every hue. One of the most common is tabby, a striped animal that may also
have patches of white; the calico is a patchwork of colors; there are the
orangey cats, orange and white with stripes, solid colored cats, and gray
ones. Breeders and judges have more exact descriptions, but the point is
that no breed has more varieties than the Maine Coon.
The Coon is
a fairly large cat appearing even larger because of its long fur. It has a
ruff around its neck and chest, a gorgeous plumed tail that it waves like
a flag in the wind, and britches that hang down in the rear. (I have been
calling them pantalettes in my female feline that I brag about being part
Coon (only a part Coon as a pedigreed breeder cat can begin at $200 and
show quality goes far beyond that price.)
Its ears have tufts
inside and also often on the ear tips thus giving it the marks of a
wildcat. Its feet are large; some even have extra toes, but this is not
looked upon with favor by breeders, and there is considerable fur on the
feet. But best of all, the Maine Coon Cat is decideably strokeable, like
liquid silk to the touch. The sensuous pleasure of petting a Coon
reinforces a recent poll taken of British cat owners, 65% of whom said
they would rather cuddle their pets than their mates and, furthermore, the

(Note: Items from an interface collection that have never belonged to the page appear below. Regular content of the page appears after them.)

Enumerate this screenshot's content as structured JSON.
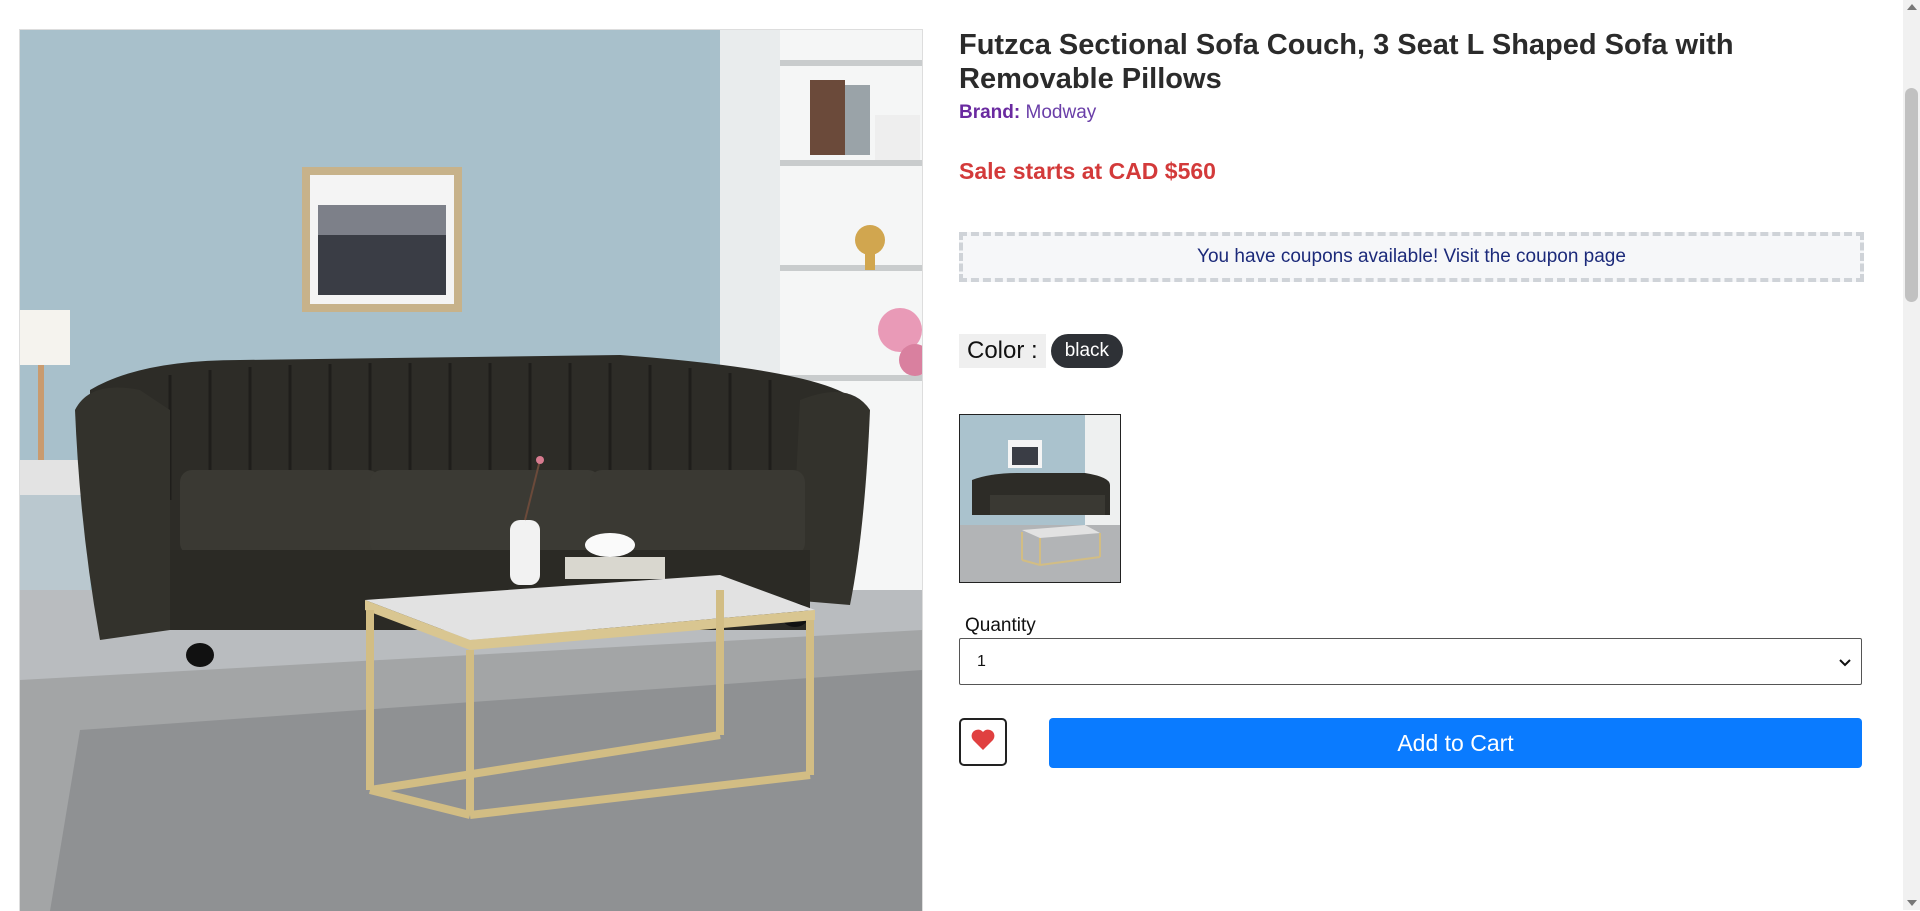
{
  "product": {
    "title": "Futzca Sectional Sofa Couch, 3 Seat L Shaped Sofa with Removable Pillows",
    "brand_label": "Brand:",
    "brand_value": "Modway",
    "sale_text": "Sale starts at CAD $560",
    "coupon_text": "You have coupons available! Visit the coupon page",
    "color_label": "Color :",
    "color_value": "black",
    "quantity_label": "Quantity",
    "quantity_value": "1",
    "add_to_cart_label": "Add to Cart"
  },
  "colors": {
    "accent_blue": "#0a7bff",
    "sale_red": "#d33a3a",
    "brand_purple": "#6a2aa0",
    "wish_heart": "#e04040"
  },
  "icons": {
    "wishlist": "heart-icon",
    "select": "chevron-down-icon"
  }
}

cats were better looking. If they had been stroking a Maine Coon Cat, no
doubt the percentage would have been even higher.
not flatterers, dignified yet playful, they are truly a superior breed.

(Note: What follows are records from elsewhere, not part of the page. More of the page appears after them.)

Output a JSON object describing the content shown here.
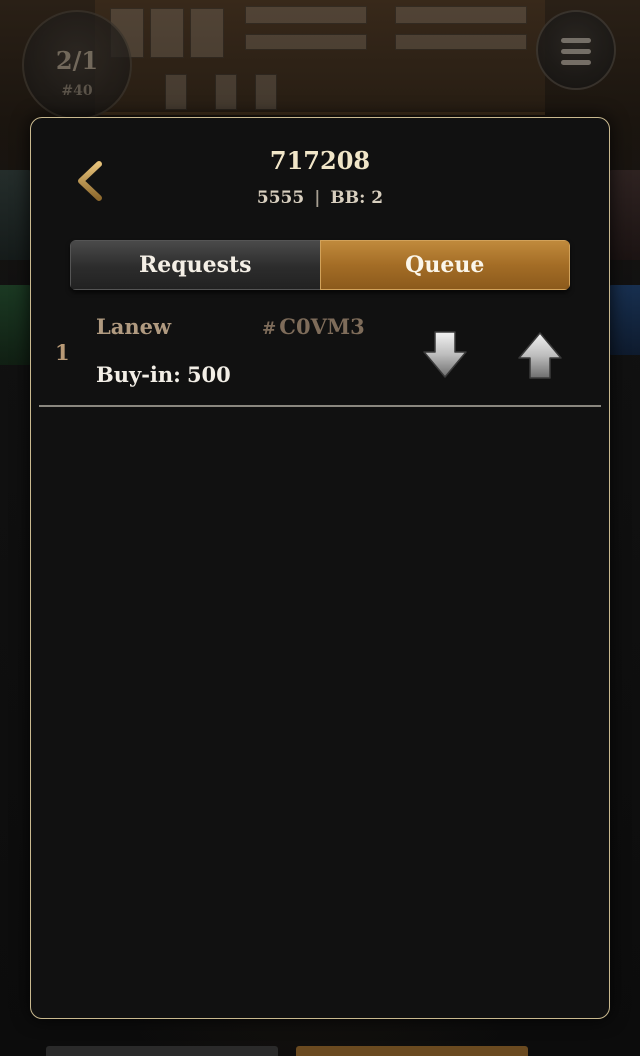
{
  "hud": {
    "blinds": "2/1",
    "table_number": "#40",
    "menu_icon": "hamburger-menu-icon"
  },
  "modal": {
    "title": "717208",
    "subtitle_left": "5555",
    "subtitle_separator": "|",
    "subtitle_right": "BB: 2",
    "back_icon": "chevron-left-icon"
  },
  "tabs": {
    "requests": {
      "label": "Requests",
      "active": false
    },
    "queue": {
      "label": "Queue",
      "active": true
    }
  },
  "queue": {
    "items": [
      {
        "position": "1",
        "name": "Lanew",
        "player_id_prefix": "#",
        "player_id": "C0VM3",
        "buyin_label": "Buy-in:",
        "buyin_value": "500",
        "move_down_icon": "arrow-down-icon",
        "move_up_icon": "arrow-up-icon"
      }
    ]
  },
  "colors": {
    "modal_border": "#c9b98f",
    "modal_background": "#111111",
    "active_tab": "#a46d26",
    "inactive_tab": "#2c2c2c",
    "accent_text": "#b09a80"
  }
}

In tracking the origins of the Maine Coon, I found a connection to
a story that I had always thought to be half true at best. Again this tale
is hardly known beyond the Boothbay region.
According to the
account in A Royal Tragedy, by Nat Wilder, Jr., a certain Captain
Nathaniel Cloud of Wiscasset took his schooner, Sally, on a voyage to
Europe. At that time Wiscasset was an important commercial port, possibly
the most important east of Boston. From Europe came manufactured goods;
rum, molasses, sugar and salt came from the West Indies; lumber, fur, and
tobacco left from Maine. The well-known triangular trade.
French Revolution was raging at that time, and Captain Cloud's ship was
overtaken by a French man-o-war and impounded. His daughter Sally appealed
to the American ambassador for release of the ship. While in Paris she met
Tom Paine, Tallyrand, and the Chevalier de Rougeville. Young Sally ended
up in the same prison that confined Marie Antoinette and had access to the
Meanwhile the Chevalier bargained with Captain
Cloud. The ship would be released if he would take a small party to
America. Furniture and some personal items were put aboard the Sally which
now awaited the rescue of the queen. The king had already been
guillotined, and the Dauphin was held in another prison.
plotters had everything worked out except for one thing: when they broke
into her cell, the queen refused to go without her son. The note carried
to her by Sally, the distraction outside the prison, the bribes to the
guards, the careful plans were for naught. Marie Antoinette would not
But her six cats did.
The Sally sailed for
home. Marie's goods were taken to the large colonial style house prepared
for her on Squam Island (now Westport). In 1838, Captain Gardiner Gore
moved it to its present sight in Edgecomb on the Eddy Road, and the
furnishings became scattered. Two Sevres vases reportedly are now in the
Metropolitan Museum of Art in New York.
And the cats? It is
speculated that the royal Angoras and Persians, long-haired felines, went
ashore and mated with local cats or possibly bobcats.
The story is
more than a legend. Marilis Hornidge in her book, That Yankee Cat, the
last word on the Maine Coon and replete with pictures, cites it as a
possible origin of the Coon cat, though she names the good captain "Samuel
Clough." Given the orthography of the time, there is no problem of
identification. And the Wilder book states, "The Scenes and Incidents of
this Historic Romance are taken from letters and manuscripts found in an
old trunk in the Garret of the Capt. Cloud Homestead at Wiscasset, Maine."
The Learning Channel in a program about cats on Sunday, May 29,
1995, retold the story of the queen and her cats as being absolute fact.
In any event, it is a romantic background for the official Maine cat.
Perhaps calling the Maine Coon Cat a noble beast is not too far off the